PROBLEM TO SOLVE —
Where does the string "data" appear in the records? Copy each line that holds it.
*** Opening of INFORMATION SUPPLIED ***
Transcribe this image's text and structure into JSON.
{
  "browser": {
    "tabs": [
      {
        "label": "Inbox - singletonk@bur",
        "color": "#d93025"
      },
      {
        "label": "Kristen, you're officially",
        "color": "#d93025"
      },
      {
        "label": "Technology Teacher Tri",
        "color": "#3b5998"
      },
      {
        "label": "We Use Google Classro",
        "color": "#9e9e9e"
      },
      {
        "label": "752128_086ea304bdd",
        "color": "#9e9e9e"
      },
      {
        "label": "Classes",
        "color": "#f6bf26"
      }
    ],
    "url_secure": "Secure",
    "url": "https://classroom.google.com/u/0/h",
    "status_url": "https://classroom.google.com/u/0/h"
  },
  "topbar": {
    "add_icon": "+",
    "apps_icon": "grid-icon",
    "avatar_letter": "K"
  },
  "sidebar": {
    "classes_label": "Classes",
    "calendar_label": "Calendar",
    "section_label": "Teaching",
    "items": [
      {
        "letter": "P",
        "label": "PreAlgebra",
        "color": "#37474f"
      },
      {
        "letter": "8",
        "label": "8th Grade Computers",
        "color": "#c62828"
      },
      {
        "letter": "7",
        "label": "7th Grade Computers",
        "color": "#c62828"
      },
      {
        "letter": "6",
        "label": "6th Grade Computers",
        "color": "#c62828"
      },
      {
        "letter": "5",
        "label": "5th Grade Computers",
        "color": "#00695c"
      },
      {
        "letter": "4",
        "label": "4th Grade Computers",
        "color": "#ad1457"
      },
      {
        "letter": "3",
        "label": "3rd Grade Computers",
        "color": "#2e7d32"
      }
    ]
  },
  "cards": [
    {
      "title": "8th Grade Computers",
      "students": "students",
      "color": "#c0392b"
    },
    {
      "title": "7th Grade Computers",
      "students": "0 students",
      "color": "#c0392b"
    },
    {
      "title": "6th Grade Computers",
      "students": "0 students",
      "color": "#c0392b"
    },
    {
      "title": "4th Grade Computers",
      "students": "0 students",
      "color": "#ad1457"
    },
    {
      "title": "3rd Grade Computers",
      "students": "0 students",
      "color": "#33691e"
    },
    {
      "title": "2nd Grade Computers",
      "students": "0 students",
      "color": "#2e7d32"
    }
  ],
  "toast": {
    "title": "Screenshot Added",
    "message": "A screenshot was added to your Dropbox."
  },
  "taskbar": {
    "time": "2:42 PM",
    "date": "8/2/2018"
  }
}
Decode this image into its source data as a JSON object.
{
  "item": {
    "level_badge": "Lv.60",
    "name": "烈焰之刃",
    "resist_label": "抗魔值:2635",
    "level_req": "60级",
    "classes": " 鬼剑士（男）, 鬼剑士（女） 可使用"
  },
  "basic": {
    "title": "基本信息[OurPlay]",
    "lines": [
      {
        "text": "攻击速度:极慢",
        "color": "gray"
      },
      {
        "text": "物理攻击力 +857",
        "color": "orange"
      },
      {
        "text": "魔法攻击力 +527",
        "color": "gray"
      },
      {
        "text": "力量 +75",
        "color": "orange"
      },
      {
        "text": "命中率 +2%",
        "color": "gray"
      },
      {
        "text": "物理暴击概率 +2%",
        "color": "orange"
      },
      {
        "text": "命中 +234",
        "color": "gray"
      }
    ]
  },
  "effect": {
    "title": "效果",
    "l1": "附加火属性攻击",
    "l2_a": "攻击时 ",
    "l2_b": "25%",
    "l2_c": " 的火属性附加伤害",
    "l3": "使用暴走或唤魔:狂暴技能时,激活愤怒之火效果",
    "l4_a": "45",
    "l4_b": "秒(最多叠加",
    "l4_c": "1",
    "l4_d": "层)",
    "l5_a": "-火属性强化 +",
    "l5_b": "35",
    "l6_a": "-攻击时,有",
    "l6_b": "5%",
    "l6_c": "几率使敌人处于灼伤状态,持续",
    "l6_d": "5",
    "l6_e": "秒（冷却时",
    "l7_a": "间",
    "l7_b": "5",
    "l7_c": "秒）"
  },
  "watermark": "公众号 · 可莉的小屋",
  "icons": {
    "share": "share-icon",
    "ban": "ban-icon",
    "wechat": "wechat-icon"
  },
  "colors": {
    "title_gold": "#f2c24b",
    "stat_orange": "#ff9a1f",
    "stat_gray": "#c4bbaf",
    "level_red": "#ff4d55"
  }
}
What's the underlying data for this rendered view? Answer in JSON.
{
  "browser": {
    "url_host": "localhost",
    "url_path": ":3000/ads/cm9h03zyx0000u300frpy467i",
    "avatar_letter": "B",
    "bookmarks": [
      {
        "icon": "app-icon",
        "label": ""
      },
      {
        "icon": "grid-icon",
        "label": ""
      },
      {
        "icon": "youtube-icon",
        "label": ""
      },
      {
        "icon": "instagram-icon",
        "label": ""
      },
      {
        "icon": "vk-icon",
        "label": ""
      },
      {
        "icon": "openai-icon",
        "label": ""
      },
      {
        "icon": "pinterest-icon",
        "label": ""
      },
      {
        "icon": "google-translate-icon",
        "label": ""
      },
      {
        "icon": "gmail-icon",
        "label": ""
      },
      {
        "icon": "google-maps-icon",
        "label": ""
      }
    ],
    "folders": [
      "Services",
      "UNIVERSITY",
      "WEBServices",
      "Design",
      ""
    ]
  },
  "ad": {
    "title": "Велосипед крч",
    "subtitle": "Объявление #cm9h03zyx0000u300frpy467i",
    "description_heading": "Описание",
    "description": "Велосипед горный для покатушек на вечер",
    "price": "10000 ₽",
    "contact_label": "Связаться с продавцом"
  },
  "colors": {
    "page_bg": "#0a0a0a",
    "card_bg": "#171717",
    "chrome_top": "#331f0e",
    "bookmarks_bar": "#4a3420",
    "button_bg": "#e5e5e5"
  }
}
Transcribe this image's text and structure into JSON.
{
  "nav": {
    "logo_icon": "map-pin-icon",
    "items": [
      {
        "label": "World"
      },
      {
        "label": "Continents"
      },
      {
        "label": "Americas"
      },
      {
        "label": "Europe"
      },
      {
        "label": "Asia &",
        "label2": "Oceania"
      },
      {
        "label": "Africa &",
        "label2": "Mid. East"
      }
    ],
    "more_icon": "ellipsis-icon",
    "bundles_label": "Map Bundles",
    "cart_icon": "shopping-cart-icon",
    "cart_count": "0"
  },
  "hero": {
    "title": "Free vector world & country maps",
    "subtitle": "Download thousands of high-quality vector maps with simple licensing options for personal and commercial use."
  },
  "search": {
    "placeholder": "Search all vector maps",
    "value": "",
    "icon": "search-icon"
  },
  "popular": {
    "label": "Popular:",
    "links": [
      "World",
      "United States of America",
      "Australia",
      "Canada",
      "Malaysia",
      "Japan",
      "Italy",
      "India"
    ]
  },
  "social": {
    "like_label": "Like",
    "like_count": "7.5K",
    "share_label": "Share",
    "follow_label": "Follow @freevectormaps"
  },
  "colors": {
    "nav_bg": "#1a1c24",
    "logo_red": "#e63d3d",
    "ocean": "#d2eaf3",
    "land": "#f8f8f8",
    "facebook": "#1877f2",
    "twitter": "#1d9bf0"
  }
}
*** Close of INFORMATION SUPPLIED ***
EXERCISE RESULT —
Decode this image into its source data as a JSON object.
What's the underlying data for this rendered view? Answer in JSON.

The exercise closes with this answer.